■ **Problem**
Restate each entry shown beneath this instruction, keeping its wording intact.

Excerpts from an interface dataset

^^^^^^^^

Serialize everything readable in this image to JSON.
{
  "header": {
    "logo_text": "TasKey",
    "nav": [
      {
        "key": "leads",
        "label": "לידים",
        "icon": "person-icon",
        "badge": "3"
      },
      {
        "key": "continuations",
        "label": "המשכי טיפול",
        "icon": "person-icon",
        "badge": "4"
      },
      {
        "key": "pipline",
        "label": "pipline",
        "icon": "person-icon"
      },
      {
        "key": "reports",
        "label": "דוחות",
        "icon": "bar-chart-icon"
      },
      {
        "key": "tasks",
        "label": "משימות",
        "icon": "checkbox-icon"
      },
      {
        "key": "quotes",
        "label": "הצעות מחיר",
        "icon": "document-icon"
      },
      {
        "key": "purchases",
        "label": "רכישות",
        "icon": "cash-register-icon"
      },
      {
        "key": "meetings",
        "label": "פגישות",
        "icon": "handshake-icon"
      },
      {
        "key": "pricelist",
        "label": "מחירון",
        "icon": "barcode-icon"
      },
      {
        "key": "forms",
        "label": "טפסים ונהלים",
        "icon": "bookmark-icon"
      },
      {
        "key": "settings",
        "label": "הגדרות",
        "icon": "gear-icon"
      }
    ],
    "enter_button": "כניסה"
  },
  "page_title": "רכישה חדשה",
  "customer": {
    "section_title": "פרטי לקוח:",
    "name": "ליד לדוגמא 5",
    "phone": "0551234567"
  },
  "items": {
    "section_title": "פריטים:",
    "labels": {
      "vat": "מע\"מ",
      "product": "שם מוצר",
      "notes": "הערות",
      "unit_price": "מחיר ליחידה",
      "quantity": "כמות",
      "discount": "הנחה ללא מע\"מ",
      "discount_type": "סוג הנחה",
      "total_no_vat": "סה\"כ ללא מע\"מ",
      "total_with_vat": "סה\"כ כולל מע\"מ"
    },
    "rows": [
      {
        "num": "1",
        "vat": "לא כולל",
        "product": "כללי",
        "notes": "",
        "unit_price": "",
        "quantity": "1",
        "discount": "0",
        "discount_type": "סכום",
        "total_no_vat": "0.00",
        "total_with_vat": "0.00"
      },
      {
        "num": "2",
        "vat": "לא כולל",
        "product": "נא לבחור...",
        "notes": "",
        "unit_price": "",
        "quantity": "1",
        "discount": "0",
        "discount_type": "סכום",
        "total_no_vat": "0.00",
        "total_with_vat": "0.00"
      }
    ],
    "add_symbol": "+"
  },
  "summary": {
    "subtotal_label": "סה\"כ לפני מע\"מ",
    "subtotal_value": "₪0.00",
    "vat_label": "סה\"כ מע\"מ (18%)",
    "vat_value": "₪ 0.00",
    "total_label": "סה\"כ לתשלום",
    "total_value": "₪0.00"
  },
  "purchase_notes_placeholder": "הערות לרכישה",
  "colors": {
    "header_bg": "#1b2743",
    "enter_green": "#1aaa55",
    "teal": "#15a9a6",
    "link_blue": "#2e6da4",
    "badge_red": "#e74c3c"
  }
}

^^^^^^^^

■ **Response box**
Serialize everything readable in this image to JSON.
{
  "header": {
    "logo_text": "TasKey",
    "nav": [
      {
        "key": "leads",
        "label": "לידים",
        "icon": "person-icon",
        "badge": "3"
      },
      {
        "key": "continuations",
        "label": "המשכי טיפול",
        "icon": "person-icon",
        "badge": "4"
      },
      {
        "key": "pipline",
        "label": "pipline",
        "icon": "person-icon"
      },
      {
        "key": "reports",
        "label": "דוחות",
        "icon": "bar-chart-icon"
      },
      {
        "key": "tasks",
        "label": "משימות",
        "icon": "checkbox-icon"
      },
      {
        "key": "quotes",
        "label": "הצעות מחיר",
        "icon": "document-icon"
      },
      {
        "key": "purchases",
        "label": "רכישות",
        "icon": "cash-register-icon"
      },
      {
        "key": "meetings",
        "label": "פגישות",
        "icon": "handshake-icon"
      },
      {
        "key": "pricelist",
        "label": "מחירון",
        "icon": "barcode-icon"
      },
      {
        "key": "forms",
        "label": "טפסים ונהלים",
        "icon": "bookmark-icon"
      },
      {
        "key": "settings",
        "label": "הגדרות",
        "icon": "gear-icon"
      }
    ],
    "enter_button": "כניסה"
  },
  "page_title": "רכישה חדשה",
  "customer": {
    "section_title": "פרטי לקוח:",
    "name": "ליד לדוגמא 5",
    "phone": "0551234567"
  },
  "items": {
    "section_title": "פריטים:",
    "labels": {
      "vat": "מע\"מ",
      "product": "שם מוצר",
      "notes": "הערות",
      "unit_price": "מחיר ליחידה",
      "quantity": "כמות",
      "discount": "הנחה ללא מע\"מ",
      "discount_type": "סוג הנחה",
      "total_no_vat": "סה\"כ ללא מע\"מ",
      "total_with_vat": "סה\"כ כולל מע\"מ"
    },
    "rows": [
      {
        "num": "1",
        "vat": "לא כולל",
        "product": "כללי",
        "notes": "",
        "unit_price": "",
        "quantity": "1",
        "discount": "0",
        "discount_type": "סכום",
        "total_no_vat": "0.00",
        "total_with_vat": "0.00"
      },
      {
        "num": "2",
        "vat": "לא כולל",
        "product": "נא לבחור...",
        "notes": "",
        "unit_price": "",
        "quantity": "1",
        "discount": "0",
        "discount_type": "סכום",
        "total_no_vat": "0.00",
        "total_with_vat": "0.00"
      }
    ],
    "add_symbol": "+"
  },
  "summary": {
    "subtotal_label": "סה\"כ לפני מע\"מ",
    "subtotal_value": "₪0.00",
    "vat_label": "סה\"כ מע\"מ (18%)",
    "vat_value": "₪ 0.00",
    "total_label": "סה\"כ לתשלום",
    "total_value": "₪0.00"
  },
  "purchase_notes_placeholder": "הערות לרכישה",
  "colors": {
    "header_bg": "#1b2743",
    "enter_green": "#1aaa55",
    "teal": "#15a9a6",
    "link_blue": "#2e6da4",
    "badge_red": "#e74c3c"
  }
}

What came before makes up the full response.